RECORDS TO USE START

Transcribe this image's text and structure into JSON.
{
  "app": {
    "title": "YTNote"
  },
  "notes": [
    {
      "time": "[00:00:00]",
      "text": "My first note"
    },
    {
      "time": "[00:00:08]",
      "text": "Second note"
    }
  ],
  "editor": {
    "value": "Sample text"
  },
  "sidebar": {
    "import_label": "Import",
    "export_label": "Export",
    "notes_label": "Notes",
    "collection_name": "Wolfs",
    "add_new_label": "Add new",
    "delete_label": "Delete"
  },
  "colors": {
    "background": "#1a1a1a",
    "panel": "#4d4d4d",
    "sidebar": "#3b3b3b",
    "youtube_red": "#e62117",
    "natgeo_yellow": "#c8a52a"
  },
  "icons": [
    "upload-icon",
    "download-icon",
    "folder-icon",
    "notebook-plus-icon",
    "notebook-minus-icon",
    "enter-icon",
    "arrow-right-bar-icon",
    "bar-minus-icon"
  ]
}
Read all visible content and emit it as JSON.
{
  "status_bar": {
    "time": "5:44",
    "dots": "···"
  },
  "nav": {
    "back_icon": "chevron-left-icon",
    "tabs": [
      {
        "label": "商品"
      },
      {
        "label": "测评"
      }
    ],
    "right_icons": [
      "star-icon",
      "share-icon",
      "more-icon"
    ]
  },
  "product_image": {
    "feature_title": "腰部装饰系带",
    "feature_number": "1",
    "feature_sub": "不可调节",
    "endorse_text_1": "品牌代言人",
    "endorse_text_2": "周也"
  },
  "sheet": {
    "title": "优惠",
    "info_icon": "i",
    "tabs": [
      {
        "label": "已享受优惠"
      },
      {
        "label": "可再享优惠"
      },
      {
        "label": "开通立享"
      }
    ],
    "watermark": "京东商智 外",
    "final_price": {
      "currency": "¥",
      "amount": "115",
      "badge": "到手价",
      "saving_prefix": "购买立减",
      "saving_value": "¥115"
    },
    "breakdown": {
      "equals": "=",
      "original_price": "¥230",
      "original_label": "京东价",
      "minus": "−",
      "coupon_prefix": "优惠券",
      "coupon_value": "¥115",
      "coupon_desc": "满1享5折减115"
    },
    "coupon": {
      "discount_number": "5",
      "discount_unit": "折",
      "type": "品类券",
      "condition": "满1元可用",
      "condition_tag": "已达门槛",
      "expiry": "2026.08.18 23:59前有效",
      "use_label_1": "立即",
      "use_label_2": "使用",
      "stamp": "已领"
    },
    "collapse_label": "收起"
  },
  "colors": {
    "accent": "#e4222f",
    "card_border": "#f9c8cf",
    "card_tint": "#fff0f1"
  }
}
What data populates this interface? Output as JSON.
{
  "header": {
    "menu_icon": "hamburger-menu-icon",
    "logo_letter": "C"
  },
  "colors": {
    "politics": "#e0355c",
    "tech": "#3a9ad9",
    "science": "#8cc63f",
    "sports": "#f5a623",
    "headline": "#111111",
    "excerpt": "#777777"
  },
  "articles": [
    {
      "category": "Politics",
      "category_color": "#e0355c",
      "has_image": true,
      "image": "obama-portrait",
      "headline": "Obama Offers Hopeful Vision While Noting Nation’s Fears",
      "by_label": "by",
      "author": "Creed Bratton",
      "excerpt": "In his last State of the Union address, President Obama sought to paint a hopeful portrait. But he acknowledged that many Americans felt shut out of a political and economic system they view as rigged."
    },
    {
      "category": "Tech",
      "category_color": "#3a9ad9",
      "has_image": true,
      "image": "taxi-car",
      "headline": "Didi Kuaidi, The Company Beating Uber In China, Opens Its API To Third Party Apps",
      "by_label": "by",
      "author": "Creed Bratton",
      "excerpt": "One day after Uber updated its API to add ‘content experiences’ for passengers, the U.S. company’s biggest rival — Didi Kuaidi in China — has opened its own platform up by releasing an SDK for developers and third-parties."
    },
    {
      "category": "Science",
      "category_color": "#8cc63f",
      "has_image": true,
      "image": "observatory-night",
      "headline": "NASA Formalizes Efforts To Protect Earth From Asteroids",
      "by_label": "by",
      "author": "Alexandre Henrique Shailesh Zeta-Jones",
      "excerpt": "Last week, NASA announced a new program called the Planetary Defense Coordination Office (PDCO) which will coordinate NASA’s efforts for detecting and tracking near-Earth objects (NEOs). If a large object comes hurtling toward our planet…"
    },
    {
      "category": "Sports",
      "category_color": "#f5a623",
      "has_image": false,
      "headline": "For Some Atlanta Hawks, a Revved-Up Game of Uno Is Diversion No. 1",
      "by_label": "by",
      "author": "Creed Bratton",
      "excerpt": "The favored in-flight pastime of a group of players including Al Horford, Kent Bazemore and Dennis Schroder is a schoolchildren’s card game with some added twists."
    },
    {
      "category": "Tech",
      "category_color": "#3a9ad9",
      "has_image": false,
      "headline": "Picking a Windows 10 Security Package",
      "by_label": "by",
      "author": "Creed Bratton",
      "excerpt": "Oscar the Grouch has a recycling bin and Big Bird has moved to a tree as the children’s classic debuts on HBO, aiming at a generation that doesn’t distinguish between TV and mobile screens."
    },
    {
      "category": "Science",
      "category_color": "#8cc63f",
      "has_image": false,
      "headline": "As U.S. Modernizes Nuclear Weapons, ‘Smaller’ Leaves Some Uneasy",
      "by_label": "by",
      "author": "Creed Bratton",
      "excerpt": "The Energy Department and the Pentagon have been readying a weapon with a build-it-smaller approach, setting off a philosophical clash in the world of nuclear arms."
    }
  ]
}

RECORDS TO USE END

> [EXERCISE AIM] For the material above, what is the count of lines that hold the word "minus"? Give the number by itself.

> [SOLUTION] 3